I was lucky—I had good parents, good schools, food to eat, medical care when needed. But most of the world is not that lucky, and small sums—small to us—can mean a LOT to somebody in the Third World.
So I’m ending my days now by playing the Bach Suites for Unaccompanied Cello, at five PM in the Poet’s Passage in Old San Juan on Plaza de Armas (next to SuperMax).
Come, enjoy the atmosphere, drink a beer and throw your change in the hat. Better—throw some bills!
Here are the four charities:
Against Malaria Foundation. Why? More than a million people die each year of malaria, 70% of them are kids under 5. A 3$ net can prevent the disease—and 100% of your money goes to the nets. Best of all, you can see where your nets are distributed. Here’s the website: http://www.againstmalaria.com
Schistosomiasis Control Initiative. The initiative aims to control and then eliminate the parasitical disease schistosomiasis, which afflicts more than 400 million people in sub-Saharan Africa. Untreated, schistosomiasis leads to kidney, liver, and spleen damage; 76 cents will provide a dose of the drug needed to treat and cure. Here’s the website. http://www3.imperial.ac.uk/schisto
Deworm The World. 600 million kids around the world need to be dewormed; less than fifty cents is all it takes to treat one kid. This organization has treated 40 million children in 27 countries. Best, treating kids leads to significantly improved school attendance—a nice added benefit. Here’s the website. http://www.dewormtheworld.org
Project Healthy Children.
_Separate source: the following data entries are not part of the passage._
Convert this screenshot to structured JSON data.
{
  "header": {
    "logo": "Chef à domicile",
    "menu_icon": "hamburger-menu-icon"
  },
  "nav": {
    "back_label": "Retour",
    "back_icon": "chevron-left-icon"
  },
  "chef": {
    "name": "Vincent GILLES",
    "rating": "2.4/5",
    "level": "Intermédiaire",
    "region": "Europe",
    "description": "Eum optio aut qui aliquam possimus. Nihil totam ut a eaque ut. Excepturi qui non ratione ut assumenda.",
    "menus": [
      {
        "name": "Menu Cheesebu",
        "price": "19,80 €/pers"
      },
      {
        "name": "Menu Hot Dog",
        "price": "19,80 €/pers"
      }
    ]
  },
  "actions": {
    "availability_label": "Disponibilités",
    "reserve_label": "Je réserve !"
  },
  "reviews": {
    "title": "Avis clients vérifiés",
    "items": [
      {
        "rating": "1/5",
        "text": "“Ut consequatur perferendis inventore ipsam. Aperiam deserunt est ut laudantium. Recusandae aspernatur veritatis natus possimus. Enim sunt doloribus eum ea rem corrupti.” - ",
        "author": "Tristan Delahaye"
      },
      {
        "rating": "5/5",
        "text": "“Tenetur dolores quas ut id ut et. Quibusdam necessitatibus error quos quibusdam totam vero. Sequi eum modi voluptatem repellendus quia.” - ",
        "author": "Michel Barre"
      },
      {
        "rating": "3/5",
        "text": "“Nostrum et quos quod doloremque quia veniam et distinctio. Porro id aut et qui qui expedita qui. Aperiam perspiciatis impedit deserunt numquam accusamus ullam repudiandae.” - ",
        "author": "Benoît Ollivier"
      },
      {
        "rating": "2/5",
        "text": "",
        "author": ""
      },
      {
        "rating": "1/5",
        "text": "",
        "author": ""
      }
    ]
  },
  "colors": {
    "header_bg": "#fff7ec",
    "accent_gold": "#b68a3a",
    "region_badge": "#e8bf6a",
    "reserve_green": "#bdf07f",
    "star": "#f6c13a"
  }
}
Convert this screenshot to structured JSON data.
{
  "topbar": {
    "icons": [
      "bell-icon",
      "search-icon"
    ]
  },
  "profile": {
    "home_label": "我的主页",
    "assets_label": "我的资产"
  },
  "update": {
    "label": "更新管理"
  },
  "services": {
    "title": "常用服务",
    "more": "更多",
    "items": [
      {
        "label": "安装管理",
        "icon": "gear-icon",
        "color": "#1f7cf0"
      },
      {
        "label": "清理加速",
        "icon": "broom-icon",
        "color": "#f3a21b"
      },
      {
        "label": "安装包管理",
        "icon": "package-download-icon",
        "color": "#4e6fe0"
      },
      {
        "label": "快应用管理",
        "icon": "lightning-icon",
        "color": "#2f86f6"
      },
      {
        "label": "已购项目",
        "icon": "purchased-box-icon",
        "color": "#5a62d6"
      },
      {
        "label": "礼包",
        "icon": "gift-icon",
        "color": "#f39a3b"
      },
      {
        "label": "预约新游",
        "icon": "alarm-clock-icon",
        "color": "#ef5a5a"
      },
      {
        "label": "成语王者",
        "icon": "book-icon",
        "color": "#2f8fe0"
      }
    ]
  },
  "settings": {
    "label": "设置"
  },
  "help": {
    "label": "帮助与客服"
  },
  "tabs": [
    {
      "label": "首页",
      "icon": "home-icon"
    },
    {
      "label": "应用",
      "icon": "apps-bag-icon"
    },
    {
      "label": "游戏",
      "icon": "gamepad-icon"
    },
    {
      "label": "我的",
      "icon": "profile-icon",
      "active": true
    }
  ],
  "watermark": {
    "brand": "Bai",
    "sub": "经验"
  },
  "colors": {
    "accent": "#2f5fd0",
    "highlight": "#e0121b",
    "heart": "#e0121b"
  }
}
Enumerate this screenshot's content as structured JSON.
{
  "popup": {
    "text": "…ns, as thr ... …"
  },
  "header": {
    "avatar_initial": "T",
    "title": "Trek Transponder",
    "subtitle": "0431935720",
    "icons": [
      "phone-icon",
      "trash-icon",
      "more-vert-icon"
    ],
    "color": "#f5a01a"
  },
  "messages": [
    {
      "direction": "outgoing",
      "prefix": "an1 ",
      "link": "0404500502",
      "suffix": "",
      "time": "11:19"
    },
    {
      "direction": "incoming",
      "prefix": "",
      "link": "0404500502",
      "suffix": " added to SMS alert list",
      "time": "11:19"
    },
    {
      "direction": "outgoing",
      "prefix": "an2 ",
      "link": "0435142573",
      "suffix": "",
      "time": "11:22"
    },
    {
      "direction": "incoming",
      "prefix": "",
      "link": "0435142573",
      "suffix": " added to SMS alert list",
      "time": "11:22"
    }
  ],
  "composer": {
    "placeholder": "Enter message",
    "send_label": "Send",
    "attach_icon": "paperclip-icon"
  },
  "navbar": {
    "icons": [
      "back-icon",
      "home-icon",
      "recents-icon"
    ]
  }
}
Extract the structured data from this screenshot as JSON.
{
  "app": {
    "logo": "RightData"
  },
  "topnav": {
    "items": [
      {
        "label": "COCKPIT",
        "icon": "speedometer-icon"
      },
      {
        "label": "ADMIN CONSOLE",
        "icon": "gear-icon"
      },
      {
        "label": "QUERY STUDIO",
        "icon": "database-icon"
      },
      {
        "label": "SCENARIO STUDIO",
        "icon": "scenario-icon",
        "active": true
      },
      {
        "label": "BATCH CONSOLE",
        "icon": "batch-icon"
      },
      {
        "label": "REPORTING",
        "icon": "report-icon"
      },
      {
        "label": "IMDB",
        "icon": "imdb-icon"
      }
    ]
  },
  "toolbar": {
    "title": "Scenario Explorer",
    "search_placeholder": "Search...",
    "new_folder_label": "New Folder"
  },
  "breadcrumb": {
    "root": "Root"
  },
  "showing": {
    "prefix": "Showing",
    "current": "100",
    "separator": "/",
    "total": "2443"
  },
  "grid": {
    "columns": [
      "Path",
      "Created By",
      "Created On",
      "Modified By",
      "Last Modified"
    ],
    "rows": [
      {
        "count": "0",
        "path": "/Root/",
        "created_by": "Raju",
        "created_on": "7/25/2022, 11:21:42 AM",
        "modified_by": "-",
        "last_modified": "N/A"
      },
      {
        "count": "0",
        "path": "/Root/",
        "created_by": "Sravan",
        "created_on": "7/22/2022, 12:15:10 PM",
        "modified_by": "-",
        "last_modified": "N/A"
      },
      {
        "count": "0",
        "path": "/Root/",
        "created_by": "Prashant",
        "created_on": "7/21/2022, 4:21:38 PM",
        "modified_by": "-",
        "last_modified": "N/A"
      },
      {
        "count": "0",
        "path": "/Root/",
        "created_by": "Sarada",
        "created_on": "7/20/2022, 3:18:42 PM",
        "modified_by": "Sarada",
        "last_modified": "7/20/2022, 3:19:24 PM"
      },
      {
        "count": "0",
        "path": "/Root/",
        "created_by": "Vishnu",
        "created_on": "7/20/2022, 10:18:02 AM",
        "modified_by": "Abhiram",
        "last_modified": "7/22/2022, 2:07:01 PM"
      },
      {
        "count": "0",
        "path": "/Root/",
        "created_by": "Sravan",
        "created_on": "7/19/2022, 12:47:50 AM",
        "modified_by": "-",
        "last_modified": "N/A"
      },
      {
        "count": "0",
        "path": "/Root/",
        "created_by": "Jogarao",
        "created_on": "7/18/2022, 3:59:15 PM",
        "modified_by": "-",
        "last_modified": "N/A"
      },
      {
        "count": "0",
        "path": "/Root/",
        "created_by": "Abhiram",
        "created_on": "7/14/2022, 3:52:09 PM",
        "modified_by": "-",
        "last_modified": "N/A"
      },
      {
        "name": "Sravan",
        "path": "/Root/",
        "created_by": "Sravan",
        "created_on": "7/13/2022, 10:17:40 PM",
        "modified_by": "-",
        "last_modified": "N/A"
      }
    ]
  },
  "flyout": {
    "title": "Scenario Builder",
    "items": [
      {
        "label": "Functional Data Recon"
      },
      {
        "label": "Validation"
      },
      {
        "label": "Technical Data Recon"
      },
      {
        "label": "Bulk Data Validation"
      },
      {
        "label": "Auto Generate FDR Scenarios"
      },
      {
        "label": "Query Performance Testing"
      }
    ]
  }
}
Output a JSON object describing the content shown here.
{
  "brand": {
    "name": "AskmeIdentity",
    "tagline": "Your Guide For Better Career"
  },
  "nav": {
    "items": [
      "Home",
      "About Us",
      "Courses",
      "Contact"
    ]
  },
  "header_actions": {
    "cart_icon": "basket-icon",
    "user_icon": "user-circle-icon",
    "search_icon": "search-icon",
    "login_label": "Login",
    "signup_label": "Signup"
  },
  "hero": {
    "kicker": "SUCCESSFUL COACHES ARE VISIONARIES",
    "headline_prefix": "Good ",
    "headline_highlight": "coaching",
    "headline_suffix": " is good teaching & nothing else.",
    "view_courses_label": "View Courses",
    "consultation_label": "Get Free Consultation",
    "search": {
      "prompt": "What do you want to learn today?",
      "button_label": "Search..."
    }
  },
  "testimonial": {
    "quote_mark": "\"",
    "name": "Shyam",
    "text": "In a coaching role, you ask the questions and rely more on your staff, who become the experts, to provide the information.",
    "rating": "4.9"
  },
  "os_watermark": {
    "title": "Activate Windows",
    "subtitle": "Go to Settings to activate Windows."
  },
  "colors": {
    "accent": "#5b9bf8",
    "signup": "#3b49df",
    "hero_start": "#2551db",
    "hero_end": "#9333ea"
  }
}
The project aims to confront malnutrition by food fortification, essentially supplying the vitamins that you and I take for granted. But a child goes blind every minute—80% of them because of vitamin deficiency. Zinc deficiency kills 800,000 children a year; Vitamin A deficiency kills 2.5 million children under age 5 every year. Here’s the website. http://projecthealthychildren.org